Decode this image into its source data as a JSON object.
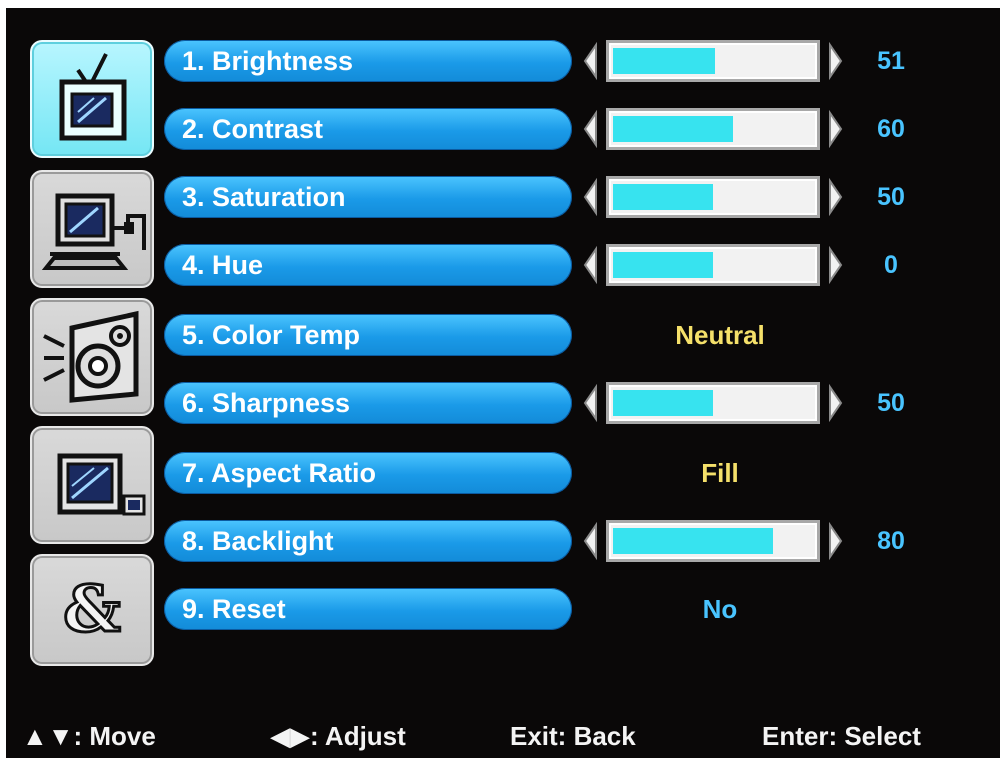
{
  "menu": {
    "items": [
      {
        "label": "1. Brightness",
        "type": "slider",
        "value": "51",
        "level": 0.51
      },
      {
        "label": "2. Contrast",
        "type": "slider",
        "value": "60",
        "level": 0.6
      },
      {
        "label": "3. Saturation",
        "type": "slider",
        "value": "50",
        "level": 0.5
      },
      {
        "label": "4. Hue",
        "type": "slider",
        "value": "0",
        "level": 0.5
      },
      {
        "label": "5. Color Temp",
        "type": "option",
        "value": "Neutral",
        "value_color": "#f5e06a"
      },
      {
        "label": "6. Sharpness",
        "type": "slider",
        "value": "50",
        "level": 0.5
      },
      {
        "label": "7. Aspect Ratio",
        "type": "option",
        "value": "Fill",
        "value_color": "#f5e06a"
      },
      {
        "label": "8. Backlight",
        "type": "slider",
        "value": "80",
        "level": 0.8
      },
      {
        "label": "9. Reset",
        "type": "option",
        "value": "No",
        "value_color": "#49c4ff"
      }
    ]
  },
  "tabs": [
    {
      "icon": "tv-icon",
      "active": true
    },
    {
      "icon": "pc-input-icon",
      "active": false
    },
    {
      "icon": "audio-speaker-icon",
      "active": false
    },
    {
      "icon": "pip-icon",
      "active": false
    },
    {
      "icon": "ampersand-icon",
      "active": false,
      "glyph": "&"
    }
  ],
  "footer": {
    "move_symbol": "▲▼",
    "move_text": ": Move",
    "adjust_symbol": "◀▶",
    "adjust_text": ": Adjust",
    "exit_text": "Exit: Back",
    "enter_text": "Enter: Select"
  },
  "colors": {
    "pill": "#1a9ae8",
    "bar_fill": "#37e3ef",
    "value_blue": "#49c4ff",
    "option_yellow": "#f5e06a",
    "active_tab": "#8debf7"
  }
}
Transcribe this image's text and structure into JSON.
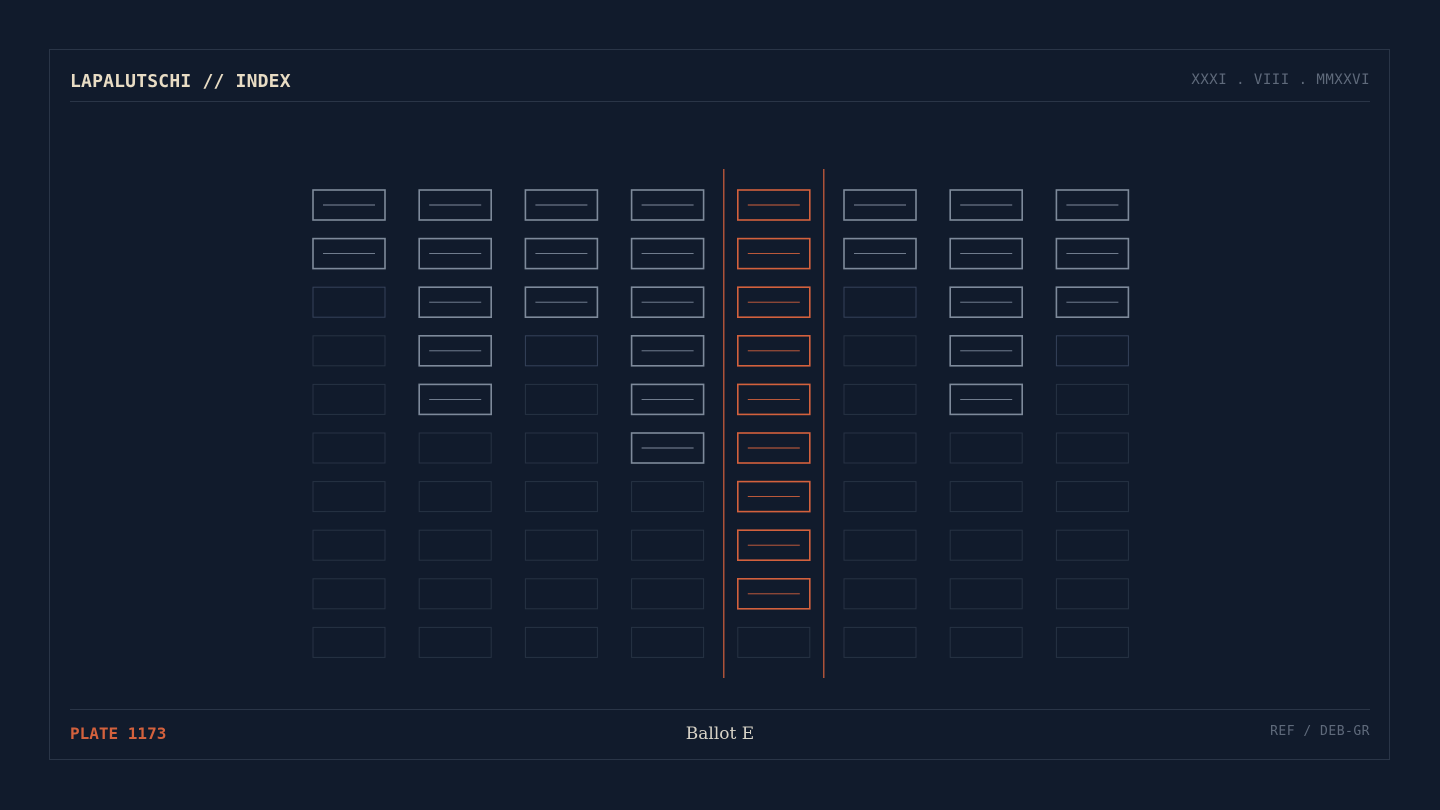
{
  "header": {
    "title": "LAPALUTSCHI // INDEX",
    "date": "XXXI . VIII . MMXXVI"
  },
  "footer": {
    "plate": "PLATE 1173",
    "caption": "Ballot E",
    "ref": "REF / DEB-GR"
  },
  "grid": {
    "rows": 10,
    "highlighted_column": 4,
    "columns": [
      {
        "filled": 2
      },
      {
        "filled": 5
      },
      {
        "filled": 3
      },
      {
        "filled": 6
      },
      {
        "filled": 9
      },
      {
        "filled": 2
      },
      {
        "filled": 5
      },
      {
        "filled": 3
      }
    ],
    "partial_cells": [
      {
        "column": 0,
        "row": 2
      },
      {
        "column": 2,
        "row": 3
      },
      {
        "column": 5,
        "row": 2
      },
      {
        "column": 7,
        "row": 3
      }
    ]
  },
  "colors": {
    "background": "#111b2c",
    "filled": "#7e8a9b",
    "empty": "#273244",
    "partial": "#35425a",
    "accent": "#d3613d"
  }
}
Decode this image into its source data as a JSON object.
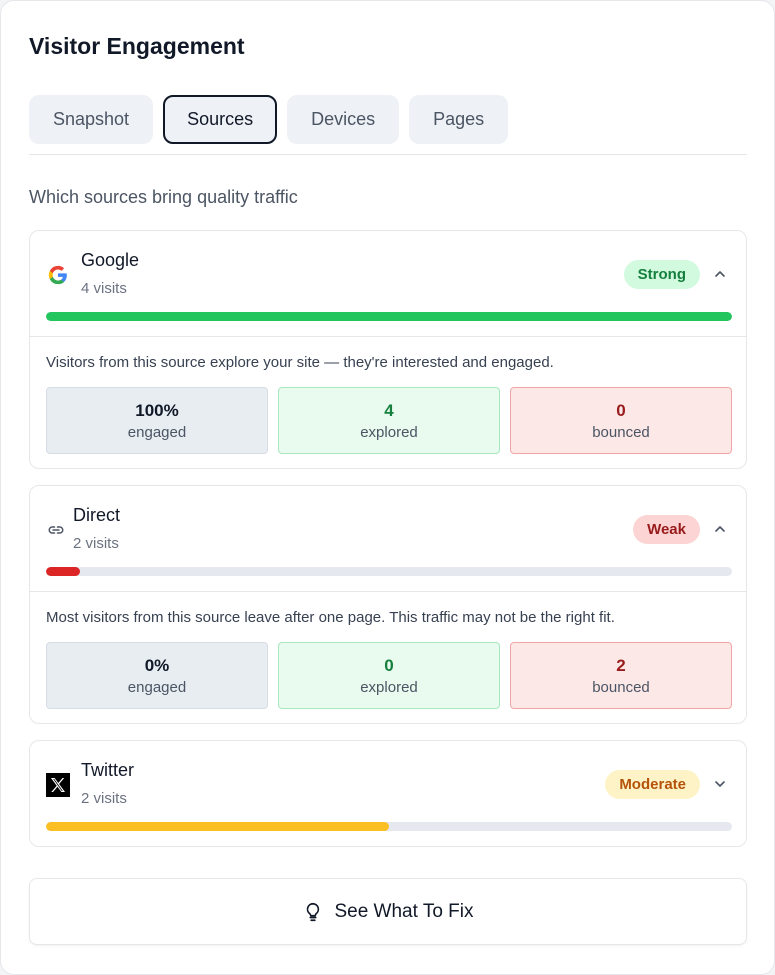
{
  "page": {
    "title": "Visitor Engagement",
    "subtitle": "Which sources bring quality traffic"
  },
  "tabs": [
    {
      "label": "Snapshot",
      "active": false
    },
    {
      "label": "Sources",
      "active": true
    },
    {
      "label": "Devices",
      "active": false
    },
    {
      "label": "Pages",
      "active": false
    }
  ],
  "sources": [
    {
      "name": "Google",
      "visits": "4 visits",
      "badge": "Strong",
      "icon": "google-icon",
      "bar_fraction": 1.0,
      "expanded": true,
      "description": "Visitors from this source explore your site — they're interested and engaged.",
      "stats": {
        "engaged": "100%",
        "engaged_label": "engaged",
        "explored": "4",
        "explored_label": "explored",
        "bounced": "0",
        "bounced_label": "bounced"
      }
    },
    {
      "name": "Direct",
      "visits": "2 visits",
      "badge": "Weak",
      "icon": "link-icon",
      "bar_fraction": 0.05,
      "expanded": true,
      "description": "Most visitors from this source leave after one page. This traffic may not be the right fit.",
      "stats": {
        "engaged": "0%",
        "engaged_label": "engaged",
        "explored": "0",
        "explored_label": "explored",
        "bounced": "2",
        "bounced_label": "bounced"
      }
    },
    {
      "name": "Twitter",
      "visits": "2 visits",
      "badge": "Moderate",
      "icon": "x-logo-icon",
      "bar_fraction": 0.5,
      "expanded": false
    }
  ],
  "colors": {
    "strong_bar": "#22c55e",
    "weak_bar": "#dc2626",
    "moderate_bar": "#fbbf24",
    "strong_badge_bg": "#d1fadf",
    "strong_badge_text": "#15803d",
    "weak_badge_bg": "#fcd4d4",
    "weak_badge_text": "#991b1b",
    "moderate_badge_bg": "#fef3c7",
    "moderate_badge_text": "#b45309"
  },
  "fix_button": {
    "label": "See What To Fix",
    "icon": "lightbulb-icon"
  }
}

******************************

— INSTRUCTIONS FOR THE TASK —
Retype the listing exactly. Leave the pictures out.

— SOLUTION TO THIS EXERCISE —
Decode this image into its source data as a JSON object.
{
  "menu": {
    "items": [
      {
        "label": "1. Brightness",
        "type": "slider",
        "value": "51",
        "level": 0.51
      },
      {
        "label": "2. Contrast",
        "type": "slider",
        "value": "60",
        "level": 0.6
      },
      {
        "label": "3. Saturation",
        "type": "slider",
        "value": "50",
        "level": 0.5
      },
      {
        "label": "4. Hue",
        "type": "slider",
        "value": "0",
        "level": 0.5
      },
      {
        "label": "5. Color Temp",
        "type": "option",
        "value": "Neutral",
        "value_color": "#f5e06a"
      },
      {
        "label": "6. Sharpness",
        "type": "slider",
        "value": "50",
        "level": 0.5
      },
      {
        "label": "7. Aspect Ratio",
        "type": "option",
        "value": "Fill",
        "value_color": "#f5e06a"
      },
      {
        "label": "8. Backlight",
        "type": "slider",
        "value": "80",
        "level": 0.8
      },
      {
        "label": "9. Reset",
        "type": "option",
        "value": "No",
        "value_color": "#49c4ff"
      }
    ]
  },
  "tabs": [
    {
      "icon": "tv-icon",
      "active": true
    },
    {
      "icon": "pc-input-icon",
      "active": false
    },
    {
      "icon": "audio-speaker-icon",
      "active": false
    },
    {
      "icon": "pip-icon",
      "active": false
    },
    {
      "icon": "ampersand-icon",
      "active": false,
      "glyph": "&"
    }
  ],
  "footer": {
    "move_symbol": "▲▼",
    "move_text": ": Move",
    "adjust_symbol": "◀▶",
    "adjust_text": ": Adjust",
    "exit_text": "Exit: Back",
    "enter_text": "Enter: Select"
  },
  "colors": {
    "pill": "#1a9ae8",
    "bar_fill": "#37e3ef",
    "value_blue": "#49c4ff",
    "option_yellow": "#f5e06a",
    "active_tab": "#8debf7"
  }
}
Transcribe this image's text and structure into JSON.
{
  "header": {
    "title": "LAPALUTSCHI // INDEX",
    "date": "XXXI . VIII . MMXXVI"
  },
  "footer": {
    "plate": "PLATE 1173",
    "caption": "Ballot E",
    "ref": "REF / DEB-GR"
  },
  "grid": {
    "rows": 10,
    "highlighted_column": 4,
    "columns": [
      {
        "filled": 2
      },
      {
        "filled": 5
      },
      {
        "filled": 3
      },
      {
        "filled": 6
      },
      {
        "filled": 9
      },
      {
        "filled": 2
      },
      {
        "filled": 5
      },
      {
        "filled": 3
      }
    ],
    "partial_cells": [
      {
        "column": 0,
        "row": 2
      },
      {
        "column": 2,
        "row": 3
      },
      {
        "column": 5,
        "row": 2
      },
      {
        "column": 7,
        "row": 3
      }
    ]
  },
  "colors": {
    "background": "#111b2c",
    "filled": "#7e8a9b",
    "empty": "#273244",
    "partial": "#35425a",
    "accent": "#d3613d"
  }
}
Decode this image into its source data as a JSON object.
{
  "page": {
    "title": "Visitor Engagement",
    "subtitle": "Which sources bring quality traffic"
  },
  "tabs": [
    {
      "label": "Snapshot",
      "active": false
    },
    {
      "label": "Sources",
      "active": true
    },
    {
      "label": "Devices",
      "active": false
    },
    {
      "label": "Pages",
      "active": false
    }
  ],
  "sources": [
    {
      "name": "Google",
      "visits": "4 visits",
      "badge": "Strong",
      "icon": "google-icon",
      "bar_fraction": 1.0,
      "expanded": true,
      "description": "Visitors from this source explore your site — they're interested and engaged.",
      "stats": {
        "engaged": "100%",
        "engaged_label": "engaged",
        "explored": "4",
        "explored_label": "explored",
        "bounced": "0",
        "bounced_label": "bounced"
      }
    },
    {
      "name": "Direct",
      "visits": "2 visits",
      "badge": "Weak",
      "icon": "link-icon",
      "bar_fraction": 0.05,
      "expanded": true,
      "description": "Most visitors from this source leave after one page. This traffic may not be the right fit.",
      "stats": {
        "engaged": "0%",
        "engaged_label": "engaged",
        "explored": "0",
        "explored_label": "explored",
        "bounced": "2",
        "bounced_label": "bounced"
      }
    },
    {
      "name": "Twitter",
      "visits": "2 visits",
      "badge": "Moderate",
      "icon": "x-logo-icon",
      "bar_fraction": 0.5,
      "expanded": false
    }
  ],
  "colors": {
    "strong_bar": "#22c55e",
    "weak_bar": "#dc2626",
    "moderate_bar": "#fbbf24",
    "strong_badge_bg": "#d1fadf",
    "strong_badge_text": "#15803d",
    "weak_badge_bg": "#fcd4d4",
    "weak_badge_text": "#991b1b",
    "moderate_badge_bg": "#fef3c7",
    "moderate_badge_text": "#b45309"
  },
  "fix_button": {
    "label": "See What To Fix",
    "icon": "lightbulb-icon"
  }
}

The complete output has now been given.